A statistic was misprinted in a letter from Ellyn Weiss, general counsel of the Union of Concerned Scientists, which appeared Saturday on the Free for All page. The sentence should have read: "The NRC's own research shows a 10 percent to 50 percent chance of a meltdown in the United States within the next 20 years. (Published 11/ 17/87)

The Post's editorial "Nuclear Power and the Governors" {Nov. 7} overlooks the reason that the Shoreham and Seabrook nuclear plants have been sources of intense public controversy for more than a decade. The governors object because these nuclear plants are located in the midst of captive population centers, in places where no rational regulatory system would have allowed nuclear plants to be built.

In the early 1970s, as an assistant attorney general in Massachusetts, I represented that state in the initial hearings on whether Seabrook should be given a permit for construction. At that time, both Massachusetts and New Hampshire (through Warren Rudman, then its attorney general) as well as several citizens' groups argued against the site. It was plainly evident then, as it is now, that the 100,000 or more people who jam the nearby barrier beach during the summer would be trapped on the one narrow road out in the event of an accident.

At the time, the Nuclear Regulatory Commission ruled that an accident was so remotely improbable as to be "incredible" and that the beach-goers would therefore never have to be evacuated. A few years later, in 1979, the "incredible" Three Mile Island accident happened. Shortly thereafter, the NRC acknowledged that severe nuclear accidents can happen and passed a rule requiring, as a condition of operation, that each nuclear plant owner show that people within 10 miles of its site can be evacuated.

Seabrook was then still in the early stages of construction. Parties to the case petitioned the NRC to halt construction at least temporarily -- before $5 billion had been spent -- and hold hearings immediately to determine if the population around Seabrook could be evacuated in any reasonable time. At the urging of the owner, Public Service of New Hampshire, the NRC refused, stating that the company was proceeding with construction "at its own peril." The NRC's refusal was upheld by the U.S. Court of Appeals only because the agency promised that it would fairly review this issue after the plant was built and that the costs expended would be completely disregarded during that review. According to the NRC, if Seabrook couldn't meet the rules, it would not be allowed to operate, no matter how great the financial loss to its owner. It was not the plant's opponents who chose to make this case a game of economic chicken on a huge scale. On the contrary, the opponents anticipated what has taken place: that the federal government's promise would turn out to be a cynical fiction.

The fact is that the people around Seabrook cannot be evacuated rapidly or otherwise protected by sheltering.

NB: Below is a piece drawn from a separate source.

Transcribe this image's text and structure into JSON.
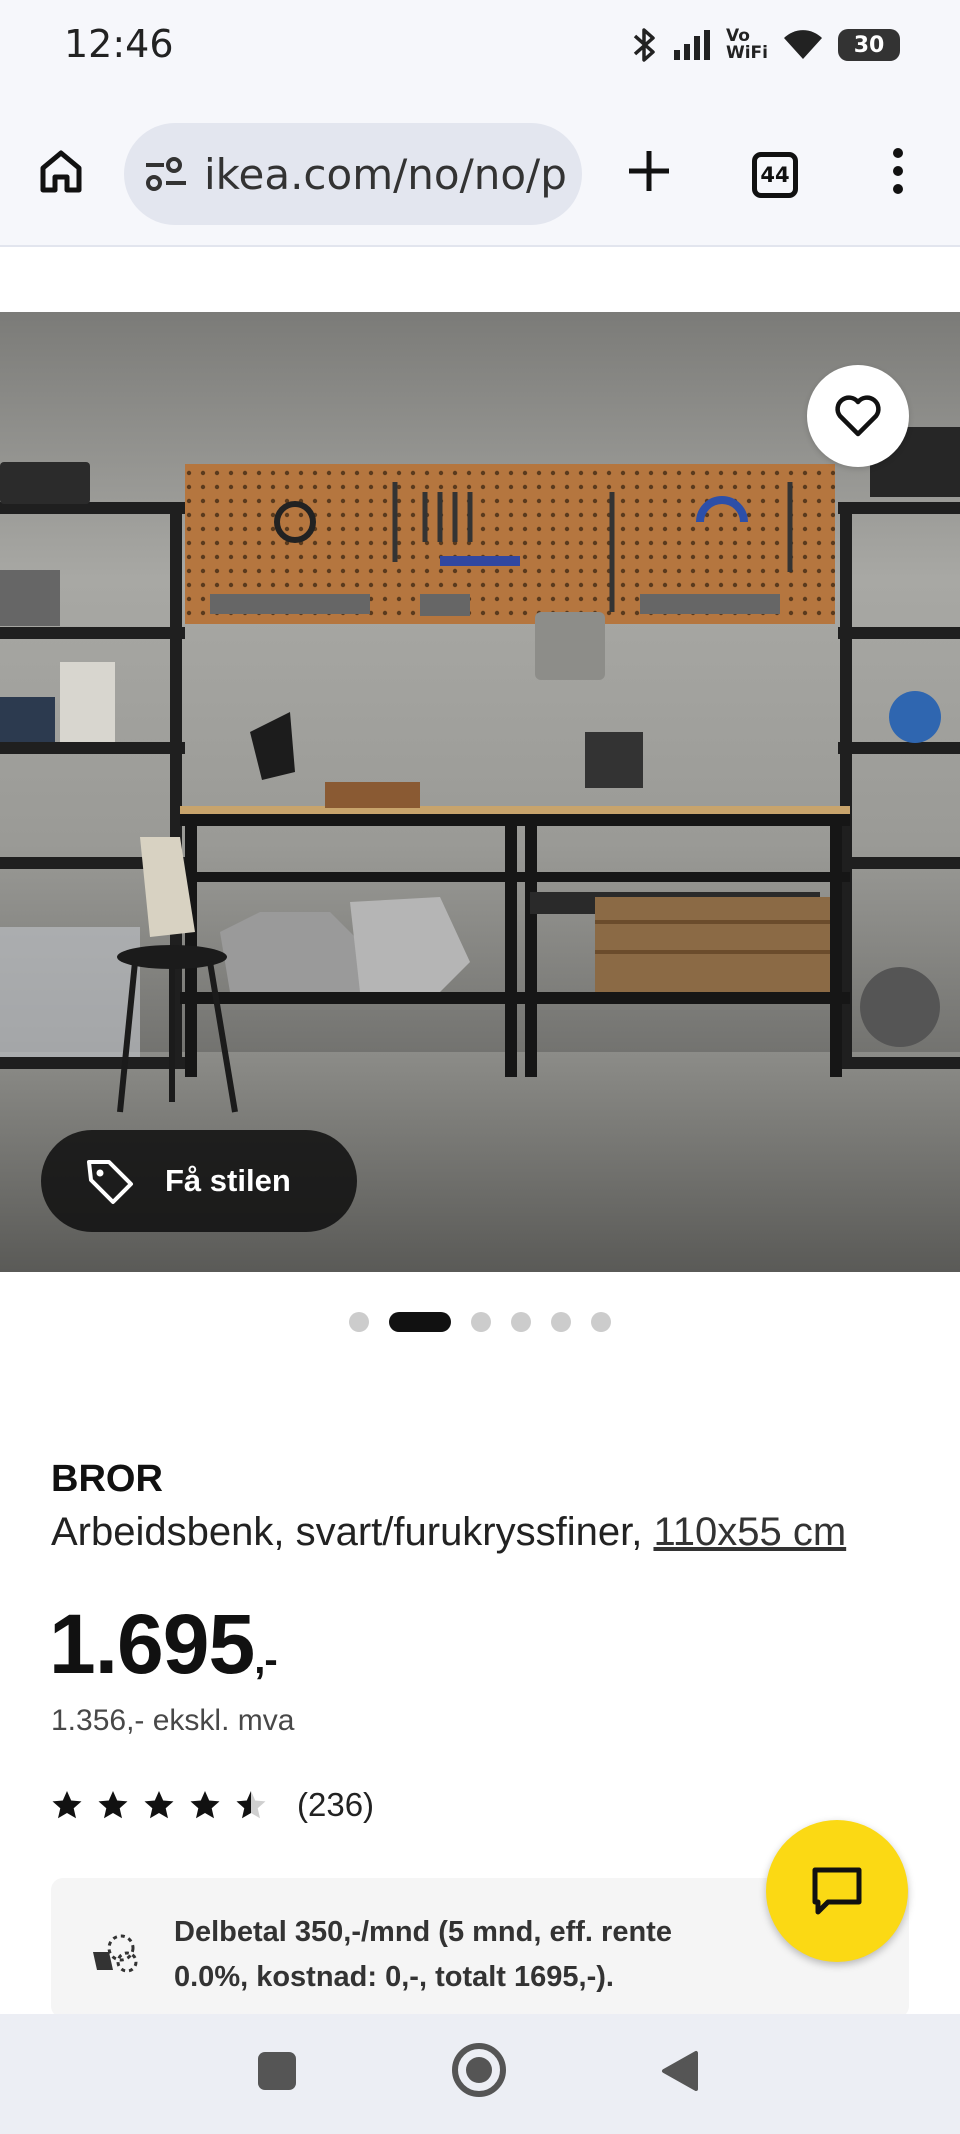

The Federal Emergency Management Agency held this past June that the emergency plans submitted by Gov. John Sununu for the New Hampshire part of the 10-mile zone do not meet its standards for public protection. Even if Massachusetts were to capitulate to the NRC's pressure today, that would not alter the basic demographic and geographic facts of the Seabrook site.

The NRC's own research shows a 10 percent to 15 percent chance of a meltdown in the United States within the next 20 years. That is precisely why the independent investigations after the TMI accident concluded that effective emergency response is as important an element in ensuring public safety as is reactor design. If Seabrook or Shoreham failed to meet the rules related to plant design, The Post would not be applauding the NRC for softening the rules. Weakening the emergency rules is as pernicious as relaxing design rules.

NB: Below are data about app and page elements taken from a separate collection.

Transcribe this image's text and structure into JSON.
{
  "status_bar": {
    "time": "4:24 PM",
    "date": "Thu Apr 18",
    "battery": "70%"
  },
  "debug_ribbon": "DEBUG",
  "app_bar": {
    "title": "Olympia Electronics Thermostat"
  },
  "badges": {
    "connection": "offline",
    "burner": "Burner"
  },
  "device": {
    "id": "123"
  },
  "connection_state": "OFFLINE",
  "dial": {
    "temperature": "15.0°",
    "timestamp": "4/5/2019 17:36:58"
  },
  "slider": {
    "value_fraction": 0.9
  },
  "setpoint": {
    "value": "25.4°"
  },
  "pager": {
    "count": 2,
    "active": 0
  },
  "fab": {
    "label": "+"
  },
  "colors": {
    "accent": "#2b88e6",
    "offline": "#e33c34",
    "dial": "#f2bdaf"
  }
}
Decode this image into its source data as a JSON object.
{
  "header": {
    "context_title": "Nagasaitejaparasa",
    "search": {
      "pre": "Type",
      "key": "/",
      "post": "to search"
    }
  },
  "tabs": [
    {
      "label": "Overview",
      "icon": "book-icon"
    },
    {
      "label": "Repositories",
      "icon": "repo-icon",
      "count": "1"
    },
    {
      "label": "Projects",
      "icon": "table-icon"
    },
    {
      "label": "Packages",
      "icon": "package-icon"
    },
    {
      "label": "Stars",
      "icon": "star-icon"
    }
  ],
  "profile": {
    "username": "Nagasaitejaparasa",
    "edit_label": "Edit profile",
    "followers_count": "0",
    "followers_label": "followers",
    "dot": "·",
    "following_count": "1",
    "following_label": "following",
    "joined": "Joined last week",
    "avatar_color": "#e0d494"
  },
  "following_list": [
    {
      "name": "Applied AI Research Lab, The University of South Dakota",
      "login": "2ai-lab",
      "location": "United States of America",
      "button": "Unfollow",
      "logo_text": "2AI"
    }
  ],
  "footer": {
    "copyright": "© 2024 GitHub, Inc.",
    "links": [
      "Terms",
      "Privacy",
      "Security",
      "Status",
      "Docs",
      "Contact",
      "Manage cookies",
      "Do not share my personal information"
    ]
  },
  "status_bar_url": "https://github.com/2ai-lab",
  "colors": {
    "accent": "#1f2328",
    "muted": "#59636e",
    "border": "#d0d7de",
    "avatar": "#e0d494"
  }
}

The governors have concluded that it is simply not possible to evacuate all those at risk in the event of a radiation release at Seabrook or Shoreham. On the basis of expert advice and studies, they also recognize that if a nuclear accident happens, it is the state that will be forced to cope with the consequent deaths, injuries and contamination.

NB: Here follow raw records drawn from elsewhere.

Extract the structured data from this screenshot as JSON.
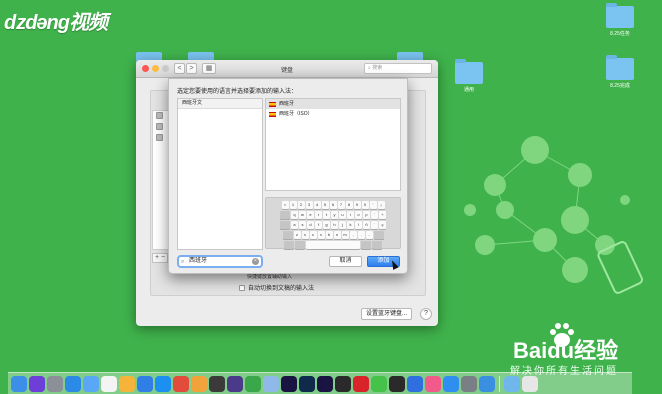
{
  "watermark": {
    "video_brand": "ǳdəng视频"
  },
  "baidu": {
    "logo_text": "Baidu经验",
    "slogan": "解决你所有生活问题"
  },
  "desktop": {
    "icons": [
      {
        "label": "8.25任务"
      },
      {
        "label": "8.25完成"
      },
      {
        "label": "通用"
      }
    ]
  },
  "prefs_window": {
    "title": "键盘",
    "search_placeholder": "搜索",
    "nav_back": "<",
    "nav_forward": ">",
    "grid_button": "▦",
    "add_remove": "+ −",
    "partial_label": "快捷键放置辅助输入",
    "auto_switch_label": "自动切换到文稿的输入法",
    "setup_button": "设置蓝牙键盘...",
    "help_button": "?"
  },
  "sheet": {
    "prompt": "选定您要使用的语言并选择要添加的输入法：",
    "languages": [
      "西班牙文"
    ],
    "sources": [
      {
        "label": "西班牙",
        "selected": true
      },
      {
        "label": "西班牙（ISO）",
        "selected": false
      }
    ],
    "keyboard_rows": [
      [
        "<",
        "1",
        "2",
        "3",
        "4",
        "5",
        "6",
        "7",
        "8",
        "9",
        "0",
        "'",
        "¡"
      ],
      [
        "q",
        "w",
        "e",
        "r",
        "t",
        "y",
        "u",
        "i",
        "o",
        "p",
        "`",
        "+"
      ],
      [
        "a",
        "s",
        "d",
        "f",
        "g",
        "h",
        "j",
        "k",
        "l",
        "ñ",
        "´",
        "ç"
      ],
      [
        "z",
        "x",
        "c",
        "v",
        "b",
        "n",
        "m",
        ",",
        ".",
        "-"
      ]
    ],
    "search_value": "西班牙",
    "cancel_button": "取消",
    "add_button": "添加"
  },
  "dock": {
    "apps": [
      {
        "name": "finder-icon",
        "color": "#3c8ee8"
      },
      {
        "name": "siri-icon",
        "color": "#6e3fd8"
      },
      {
        "name": "launchpad-icon",
        "color": "#8a8f98"
      },
      {
        "name": "safari-icon",
        "color": "#2b8ae6"
      },
      {
        "name": "mail-icon",
        "color": "#5aa7f5"
      },
      {
        "name": "calendar-icon",
        "color": "#f4f4f4"
      },
      {
        "name": "photos-icon",
        "color": "#f5b33a"
      },
      {
        "name": "baidu-netdisk-icon",
        "color": "#2f7fe6"
      },
      {
        "name": "app-store-icon",
        "color": "#1c8ff2"
      },
      {
        "name": "notes-app-icon",
        "color": "#e34b3b"
      },
      {
        "name": "butterfly-icon",
        "color": "#f2a23a"
      },
      {
        "name": "photo-booth-icon",
        "color": "#3a3a3a"
      },
      {
        "name": "video-player-icon",
        "color": "#4b3a8a"
      },
      {
        "name": "stocks-icon",
        "color": "#3aa84a"
      },
      {
        "name": "preview-icon",
        "color": "#8fb9e8"
      },
      {
        "name": "after-effects-icon",
        "color": "#1a1442"
      },
      {
        "name": "photoshop-icon",
        "color": "#0f2a4a"
      },
      {
        "name": "premiere-icon",
        "color": "#1a1442"
      },
      {
        "name": "final-cut-icon",
        "color": "#2a2a2a"
      },
      {
        "name": "netease-music-icon",
        "color": "#d8232a"
      },
      {
        "name": "wechat-icon",
        "color": "#46c24a"
      },
      {
        "name": "qq-icon",
        "color": "#2a2a2a"
      },
      {
        "name": "pencil-app-icon",
        "color": "#2f6fe0"
      },
      {
        "name": "itunes-icon",
        "color": "#f25a8a"
      },
      {
        "name": "app-store-2-icon",
        "color": "#2f8ff0"
      },
      {
        "name": "system-prefs-icon",
        "color": "#7a7f86"
      },
      {
        "name": "shield-app-icon",
        "color": "#3a8fe0"
      },
      {
        "name": "downloads-folder-icon",
        "color": "#6fb7ea"
      },
      {
        "name": "trash-icon",
        "color": "#e6e6e6"
      }
    ]
  }
}
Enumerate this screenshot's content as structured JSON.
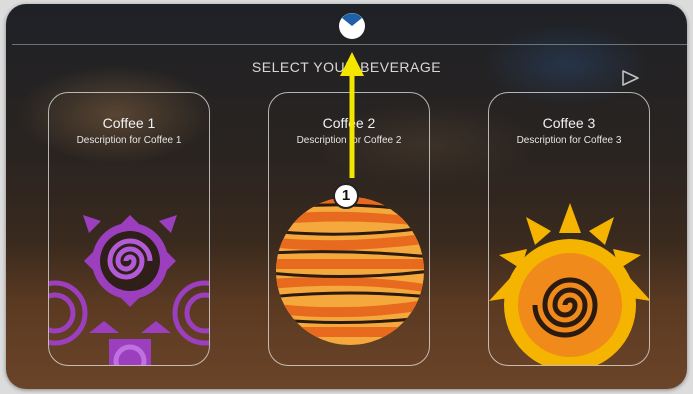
{
  "header": {
    "title": "SELECT YOUR BEVERAGE"
  },
  "navigation": {
    "next_icon": "play-triangle-outline"
  },
  "beverages": [
    {
      "name": "Coffee 1",
      "description": "Description for Coffee 1",
      "art": "purple-spiral-star"
    },
    {
      "name": "Coffee 2",
      "description": "Description for Coffee 2",
      "art": "orange-striped-globe"
    },
    {
      "name": "Coffee 3",
      "description": "Description for Coffee 3",
      "art": "yellow-sun-spiral"
    }
  ],
  "annotation": {
    "label": "1",
    "color": "#f5e600"
  },
  "colors": {
    "accent_blue": "#1d5fa8",
    "coffee1": "#a04fc0",
    "coffee2": "#f0842a",
    "coffee3": "#f4b400"
  }
}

-- Ellyn Weiss The writer is general counsel of the Union of Concerned Scientists.